C:\Test\a\x\Autonumbering.txt
    000000 Header Signature   .  .  .  .  : D0 CF 11 E0 A1 B1 1A E1
    000018 MinorVersion .  .  .  .  .  .  : 62
    00001A MajorVersion .  .  .  .  .  .  : 3
    009E94 01 CODEPAGE_PROPERTY_IDENTIFIER: 1252
    009E9C 02 PIDSI_TITLE  .  .  .  .  .  : PowerPoint Presentation
    009EBC 04 PIDSI_AUTHOR .  .  .  .  .  : Vilmos Foltenyi
    009EBC 0A PIDSI_EDITTIME  .  .  .  .  : 00:02:53.4790000
    009ED4 08 PIDSI_LASTAUTHOR   .  .  .  : Vilmos Foltenyi
    009EEC 09 PIDSI_REVNUMBER .  .  .  .  : 1  
    009EF8 12 PIDSI_APPNAME   .  .  .  .  : Microsoft Office PowerPoint
    009F28 0C PIDSI_CREATE_DTM   .  .  .  : Tuesday, 12/20/2011 3:33:05 PM
    009F34 0D PIDSI_LASTSAVE_DTM .  .  .  : Thursday, 1/24/2013 12:05:04 AM
    009F40 0F PIDSI_WORDCOUNT .  .  .  .  : 3
    009F48 11 PIDSI_THUMBNAIL size format : 57736 FFFFFFFF

C:\Test\a\x\glow test.txt
    000000 Header Signature   .  .  .  .  : D0 CF 11 E0 A1 B1 1A E1

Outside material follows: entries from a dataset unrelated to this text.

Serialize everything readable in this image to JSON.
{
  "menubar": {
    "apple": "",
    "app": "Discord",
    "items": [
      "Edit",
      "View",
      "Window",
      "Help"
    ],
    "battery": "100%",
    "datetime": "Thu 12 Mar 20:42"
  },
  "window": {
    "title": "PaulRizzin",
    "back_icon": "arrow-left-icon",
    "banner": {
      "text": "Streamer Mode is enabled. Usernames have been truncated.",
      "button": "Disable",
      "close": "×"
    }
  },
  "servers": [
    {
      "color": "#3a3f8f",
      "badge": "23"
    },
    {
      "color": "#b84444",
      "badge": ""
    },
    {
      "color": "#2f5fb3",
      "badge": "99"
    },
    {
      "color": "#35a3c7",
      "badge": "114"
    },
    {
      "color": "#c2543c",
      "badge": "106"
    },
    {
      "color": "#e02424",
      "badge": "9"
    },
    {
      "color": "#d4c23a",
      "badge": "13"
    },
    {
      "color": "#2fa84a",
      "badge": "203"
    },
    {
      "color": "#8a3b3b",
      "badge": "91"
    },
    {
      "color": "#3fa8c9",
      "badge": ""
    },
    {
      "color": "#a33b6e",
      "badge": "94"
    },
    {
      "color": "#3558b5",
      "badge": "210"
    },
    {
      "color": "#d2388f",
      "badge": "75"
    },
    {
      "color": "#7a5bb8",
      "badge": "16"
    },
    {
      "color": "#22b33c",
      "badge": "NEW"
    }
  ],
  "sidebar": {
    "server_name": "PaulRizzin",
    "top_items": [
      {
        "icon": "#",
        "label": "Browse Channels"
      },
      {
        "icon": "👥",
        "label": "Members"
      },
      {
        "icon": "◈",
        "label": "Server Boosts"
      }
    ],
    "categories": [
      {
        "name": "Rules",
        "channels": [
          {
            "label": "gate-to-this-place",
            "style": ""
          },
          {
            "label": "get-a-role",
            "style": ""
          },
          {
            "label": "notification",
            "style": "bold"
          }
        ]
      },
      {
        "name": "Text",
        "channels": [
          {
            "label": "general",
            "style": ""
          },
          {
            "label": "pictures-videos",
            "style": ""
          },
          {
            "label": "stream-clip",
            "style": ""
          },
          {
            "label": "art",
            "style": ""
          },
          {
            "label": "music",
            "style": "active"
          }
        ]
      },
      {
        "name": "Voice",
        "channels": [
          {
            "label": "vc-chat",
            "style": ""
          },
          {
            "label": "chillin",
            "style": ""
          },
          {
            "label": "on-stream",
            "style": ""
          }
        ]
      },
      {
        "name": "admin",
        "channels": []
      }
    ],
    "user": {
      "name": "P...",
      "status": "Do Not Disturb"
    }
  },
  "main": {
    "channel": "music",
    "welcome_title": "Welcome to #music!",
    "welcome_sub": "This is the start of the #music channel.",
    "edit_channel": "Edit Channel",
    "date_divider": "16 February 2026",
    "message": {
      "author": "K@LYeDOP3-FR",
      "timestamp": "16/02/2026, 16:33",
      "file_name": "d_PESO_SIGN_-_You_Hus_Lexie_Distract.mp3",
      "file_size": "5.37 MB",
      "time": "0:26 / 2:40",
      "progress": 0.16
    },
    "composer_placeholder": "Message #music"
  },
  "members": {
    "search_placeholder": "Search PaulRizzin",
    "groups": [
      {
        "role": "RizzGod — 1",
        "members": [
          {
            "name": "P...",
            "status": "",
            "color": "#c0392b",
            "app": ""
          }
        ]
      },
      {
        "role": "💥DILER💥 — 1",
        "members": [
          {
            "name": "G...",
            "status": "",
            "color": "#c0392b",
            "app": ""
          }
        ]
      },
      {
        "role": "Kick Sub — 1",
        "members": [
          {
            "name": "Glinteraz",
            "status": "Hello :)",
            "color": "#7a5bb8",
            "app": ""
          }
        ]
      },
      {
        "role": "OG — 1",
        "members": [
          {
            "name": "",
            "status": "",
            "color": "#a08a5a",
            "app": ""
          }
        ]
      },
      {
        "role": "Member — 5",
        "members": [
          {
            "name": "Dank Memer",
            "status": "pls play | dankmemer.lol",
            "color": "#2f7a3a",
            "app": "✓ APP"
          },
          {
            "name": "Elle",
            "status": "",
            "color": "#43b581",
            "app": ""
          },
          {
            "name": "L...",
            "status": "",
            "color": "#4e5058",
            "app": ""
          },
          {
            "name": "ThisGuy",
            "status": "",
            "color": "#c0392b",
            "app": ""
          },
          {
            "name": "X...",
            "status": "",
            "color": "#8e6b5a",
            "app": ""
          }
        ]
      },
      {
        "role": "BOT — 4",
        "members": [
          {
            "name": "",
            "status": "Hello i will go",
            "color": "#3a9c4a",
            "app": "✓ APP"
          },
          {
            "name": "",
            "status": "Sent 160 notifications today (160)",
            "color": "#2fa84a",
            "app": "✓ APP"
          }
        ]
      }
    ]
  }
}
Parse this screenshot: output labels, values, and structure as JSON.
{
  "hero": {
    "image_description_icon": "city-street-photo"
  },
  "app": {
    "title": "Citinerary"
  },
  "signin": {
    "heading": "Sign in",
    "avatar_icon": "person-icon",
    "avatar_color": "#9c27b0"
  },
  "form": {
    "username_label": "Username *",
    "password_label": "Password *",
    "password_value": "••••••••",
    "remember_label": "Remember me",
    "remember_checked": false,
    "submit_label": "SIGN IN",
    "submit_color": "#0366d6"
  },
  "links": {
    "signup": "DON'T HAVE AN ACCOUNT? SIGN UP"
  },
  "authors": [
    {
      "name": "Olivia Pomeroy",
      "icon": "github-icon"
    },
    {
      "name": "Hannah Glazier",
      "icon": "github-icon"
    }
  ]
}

    000018 MinorVersion .  .  .  .  .  .  : 62
    00001A MajorVersion .  .  .  .  .  .  : 3
    0118A4 01 CODEPAGE_PROPERTY_IDENTIFIER: 1252
    0118AC 04 PIDSI_AUTHOR .  .  .  .  .  : Tim
    0118AC 0A PIDSI_EDITTIME  .  .  .  .  : 00:00:00
    0118B8 07 PIDSI_TEMPLATE  .  .  .  .  : Normal.dotm
    0118CC 08 PIDSI_LASTAUTHOR   .  .  .  : Tim
    0118D8 09 PIDSI_REVNUMBER .  .  .  .  : 2  
    0118E4 12 PIDSI_APPNAME   .  .  .  .  : Microsoft Office Word  
    011910 0C PIDSI_CREATE_DTM   .  .  .  : Wednesday, 1/16/2013 8:33:00 AM
    01191C 0D PIDSI_LASTSAVE_DTM .  .  .  : Wednesday, 1/16/2013 8:33:00 AM
    011928 0E PIDSI_PAGECOUNT .  .  .  .  : 1
    011930 0F PIDSI_WORDCOUNT .  .  .  .  : 24
    011938 10 PIDSI_CHARCOUNT .  .  .  .  : 137
    011940 13 PIDSI_DOC_SECURITY .  .  .  : 0

C:\Test\a\y\Acronyms.xls
    000000 Header Signature   .  .  .  .  : D0 CF 11 E0 A1 B1 1A E1
    000018 MinorVersion .  .  .  .  .  .  : 62
    00001A MajorVersion .  .  .  .  .  .  : 3
    009474 01 CODEPAGE_PROPERTY_IDENTIFIER: 1252
    00947C 04 PIDSI_AUTHOR .  .  .  .  .  :    
    009488 08 PIDSI_LASTAUTHOR   .  .  .  :    
    009494 12 PIDSI_APPNAME   .  .  .  .  : Microsoft Excel
    0094AC 0C PIDSI_CREATE_DTM   .  .  .  : Friday, 9/15/2006 5:00:00 PM
    0094B8 0D PIDSI_LASTSAVE_DTM .  .  .  : Thursday, 2/14/2013 11:49:09 AM
    0094C4 13 PIDSI_DOC_SECURITY .  .  .  : 0